Local company hopes to raise $7 million for project from investors
Vestor, a startup crowdfunding site for real estate investments based at the Keith Building, 1621 Euclid Ave., has signed on to try to help developers fill a sudden $7 million hole in the $64 million plan to transform three dilapidated buildings at 1101 Euclid Ave. into a LeMeridien hotel.
The emergency aspect loomed as Sandusky-based hotel consultant Lonnie Burghardt was close to ending a five-year quest to turn part of the stretch of Euclid into a 206-room hotel with a 150-seat, first-floor restaurant. Investor groups, the Starwood Hospitality Inc. brand and the capital stack were ready to go.
However, a key piece of the plan fell out as the project was cut off from a funding source — federal New Market Tax Credits allocations — as the region washed out in the latest round of awards.
That’s where personal contacts Burghardt forged through the city of Cleveland’s economic development department came into play. He knew Matthew Moss, Vestor co-founder and CEO, when Moss worked as a project assistant at the city, before Moss seized on the idea of a Midwest-based crowdfunding program to aid real estate development.
Moss said his experience with the city demonstrated to him how much difficulty developers have financing good projects.
Burghardt said he was willing to try Vestor crowdfunding at its infancy because he has confidence in Moss and his partners. He read widely about real estate crowdfunding ventures popular on the East and West coasts and even touched base with a few before the latest financing gap surfaced in May.
“I think it’s a very attractive form of financing for real estate,” Burghardt said. “You have the security of real estate, of a building, compared to some other types of businesses.
“It allows smaller investors to get involved in real estate at lower cost and without having to operate a property.”
If Vestor can raise the cash for LeMeridien, Moss believes it will be the first crowdfunded real estate project in Ohio. It is also the beginning for Vestor, which can be used to raise debt or equity from qualified investors to assist other would-be property owners and real estate developers.
Vestor posts projects on its site after extensive review. It uses the capabilities of Cleveland-based Crowdentials to vet the credentials of qualified investors under U.S. Securities and Exchange Commission rules.
Sizing up potential projects is where Moss and co-founder Scott Schirg’s real estate backgrounds come into play. Before becoming Vestor’s chief development officer, Schirg was a business development associate who managed research for business development at the Cleveland office of Mohr Partners, a national tenant rep advisory firm and economic development services provider.
The technological component is handled by the third co-founder, chief technical officer Jeff Chen, a computer science graduate of Case Western Reserve University and alum of several web, mobile and software solutions.

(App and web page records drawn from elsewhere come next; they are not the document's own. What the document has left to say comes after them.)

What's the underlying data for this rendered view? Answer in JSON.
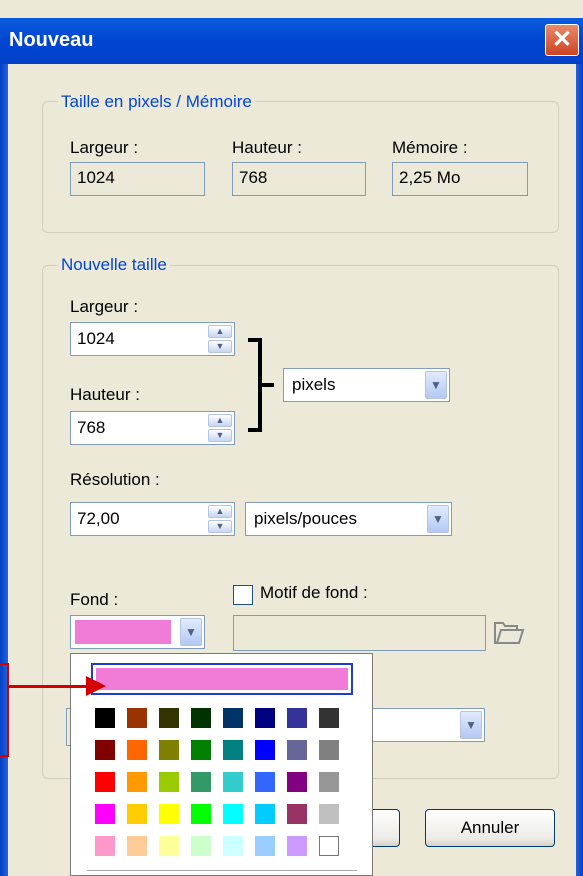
{
  "window": {
    "title": "Nouveau",
    "close_glyph": "✕"
  },
  "memory_group": {
    "legend": "Taille en pixels / Mémoire",
    "width_label": "Largeur :",
    "width_value": "1024",
    "height_label": "Hauteur :",
    "height_value": "768",
    "memory_label": "Mémoire :",
    "memory_value": "2,25 Mo"
  },
  "size_group": {
    "legend": "Nouvelle taille",
    "width_label": "Largeur :",
    "width_value": "1024",
    "height_label": "Hauteur :",
    "height_value": "768",
    "unit_value": "pixels",
    "resolution_label": "Résolution :",
    "resolution_value": "72,00",
    "resolution_unit_value": "pixels/pouces"
  },
  "background": {
    "label": "Fond :",
    "selected_color": "#f07cd8",
    "pattern_label": "Motif de fond :",
    "pattern_value": ""
  },
  "buttons": {
    "cancel_label": "Annuler"
  },
  "color_popup": {
    "selected_color": "#f07cd8",
    "colors": [
      [
        "#000000",
        "#993300",
        "#333300",
        "#003300",
        "#003366",
        "#000080",
        "#333399",
        "#333333"
      ],
      [
        "#800000",
        "#ff6600",
        "#808000",
        "#008000",
        "#008080",
        "#0000ff",
        "#666699",
        "#808080"
      ],
      [
        "#ff0000",
        "#ff9900",
        "#99cc00",
        "#339966",
        "#33cccc",
        "#3366ff",
        "#800080",
        "#969696"
      ],
      [
        "#ff00ff",
        "#ffcc00",
        "#ffff00",
        "#00ff00",
        "#00ffff",
        "#00ccff",
        "#993366",
        "#c0c0c0"
      ],
      [
        "#ff99cc",
        "#ffcc99",
        "#ffff99",
        "#ccffcc",
        "#ccffff",
        "#99ccff",
        "#cc99ff",
        "#ffffff"
      ]
    ]
  },
  "annotation": {
    "color": "#d40000"
  }
}
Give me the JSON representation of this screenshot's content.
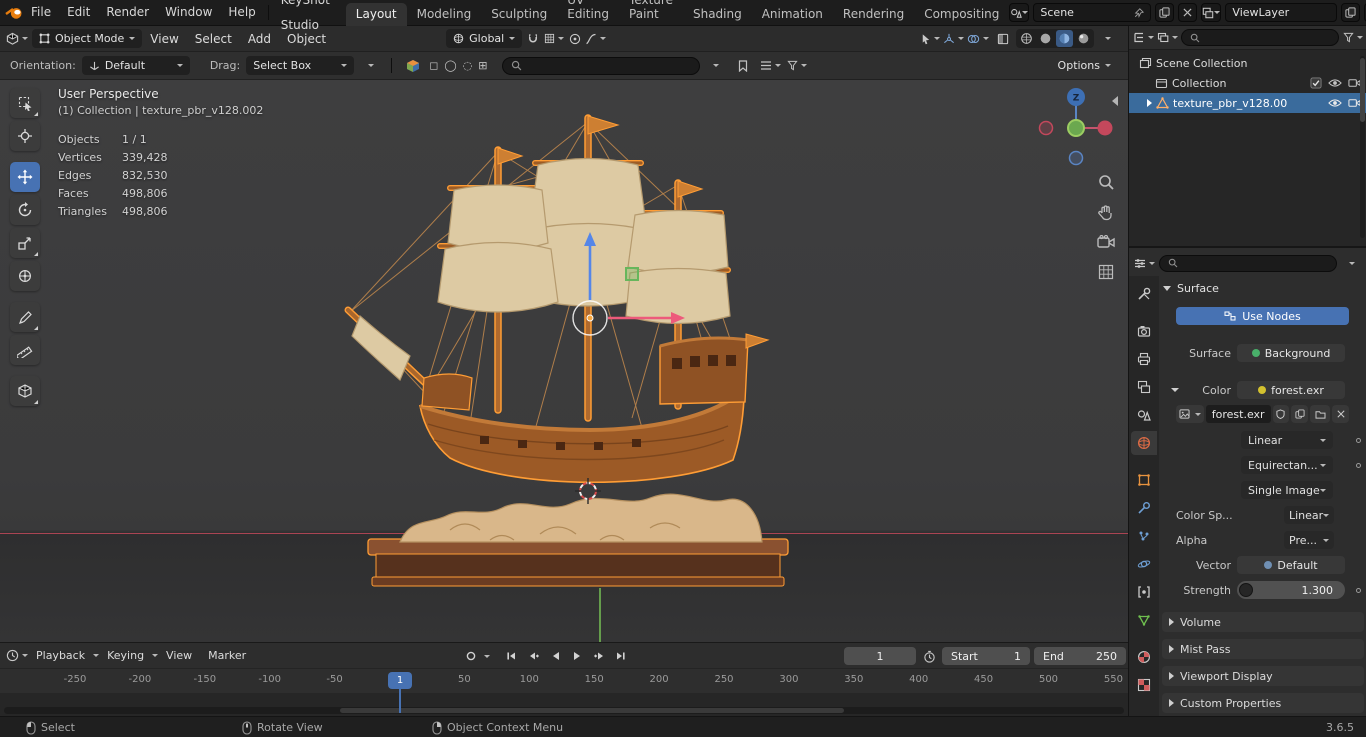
{
  "topbar": {
    "menus": [
      "File",
      "Edit",
      "Render",
      "Window",
      "Help",
      "KeyShot Studio"
    ],
    "workspaces": [
      "Layout",
      "Modeling",
      "Sculpting",
      "UV Editing",
      "Texture Paint",
      "Shading",
      "Animation",
      "Rendering",
      "Compositing"
    ],
    "scene_name": "Scene",
    "view_layer_name": "ViewLayer"
  },
  "header3d": {
    "mode": "Object Mode",
    "menus": [
      "View",
      "Select",
      "Add",
      "Object"
    ],
    "orientation": "Global"
  },
  "toolsettings": {
    "orientation_label": "Orientation:",
    "orientation_value": "Default",
    "drag_label": "Drag:",
    "drag_value": "Select Box",
    "options_label": "Options"
  },
  "viewport": {
    "view_name": "User Perspective",
    "context_path": "(1) Collection | texture_pbr_v128.002",
    "stats": {
      "rows": [
        {
          "label": "Objects",
          "value": "1 / 1"
        },
        {
          "label": "Vertices",
          "value": "339,428"
        },
        {
          "label": "Edges",
          "value": "832,530"
        },
        {
          "label": "Faces",
          "value": "498,806"
        },
        {
          "label": "Triangles",
          "value": "498,806"
        }
      ]
    },
    "gizmo_z_label": "Z"
  },
  "outliner": {
    "rows": [
      {
        "label": "Scene Collection"
      },
      {
        "label": "Collection"
      },
      {
        "label": "texture_pbr_v128.00"
      }
    ]
  },
  "properties": {
    "surface_panel": "Surface",
    "use_nodes": "Use Nodes",
    "rows": {
      "surface_label": "Surface",
      "surface_value": "Background",
      "color_label": "Color",
      "color_value": "forest.exr",
      "image_name": "forest.exr",
      "interpolation": "Linear",
      "projection": "Equirectan...",
      "source": "Single Image",
      "colorspace_label": "Color Sp...",
      "colorspace_value": "Linear",
      "alpha_label": "Alpha",
      "alpha_value": "Pre...",
      "vector_label": "Vector",
      "vector_value": "Default",
      "strength_label": "Strength",
      "strength_value": "1.300"
    },
    "collapsed_panels": [
      "Volume",
      "Mist Pass",
      "Viewport Display",
      "Custom Properties"
    ]
  },
  "timeline": {
    "menus": [
      "Playback",
      "Keying",
      "View",
      "Marker"
    ],
    "current_frame": "1",
    "playhead_label": "1",
    "start_label": "Start",
    "start_value": "1",
    "end_label": "End",
    "end_value": "250",
    "ticks": [
      "-250",
      "-200",
      "-150",
      "-100",
      "-50",
      "1",
      "50",
      "100",
      "150",
      "200",
      "250",
      "300",
      "350",
      "400",
      "450",
      "500",
      "550"
    ]
  },
  "statusbar": {
    "select_hint": "Select",
    "rotate_hint": "Rotate View",
    "context_hint": "Object Context Menu",
    "version": "3.6.5"
  },
  "colors": {
    "accent_blue": "#4772b3",
    "selection_orange": "#ff9d35",
    "outliner_select": "#3a6b9c"
  }
}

Chen’s bio notes he began writing computer code while he was in high school.
Vestor is housed at Flashstarts, a business accelerator in the Keith Building led by serial technology entrepreneur Charles Stack. Besides an initial investment of $25,000 upon being accepted for Flashstarts, it provides coaching and other business growth assistance for new companies.
If Vestor cannot raise the investment the LeMeridien needs, Burghardt said he will simply go to more traditional sources of capital to fill the hole in the project’s financing plan.
Most recently, Burghardt and his partners in the project planned to open the hotel by January 2016. However, that schedule may slip some because of the financing hiccup.
Although the region would benefit from having LeMeridien’s rooms in place when the Republic National Convention lands in town later that year, Burghardt said getting the boost from the convention is not an essential part of its game plan.
“You never base a project on a single event like that,” said Burghardt, who has 30 years of experience in hotel development consulting. “It’s in town a week. Then it’s gone.”
Instead, Burghardt said, “We’re going forward because of what has already happened in Cleveland with the medical market, casino and aquarium.
“Our analysis shows the market is short of hotel rooms.” ?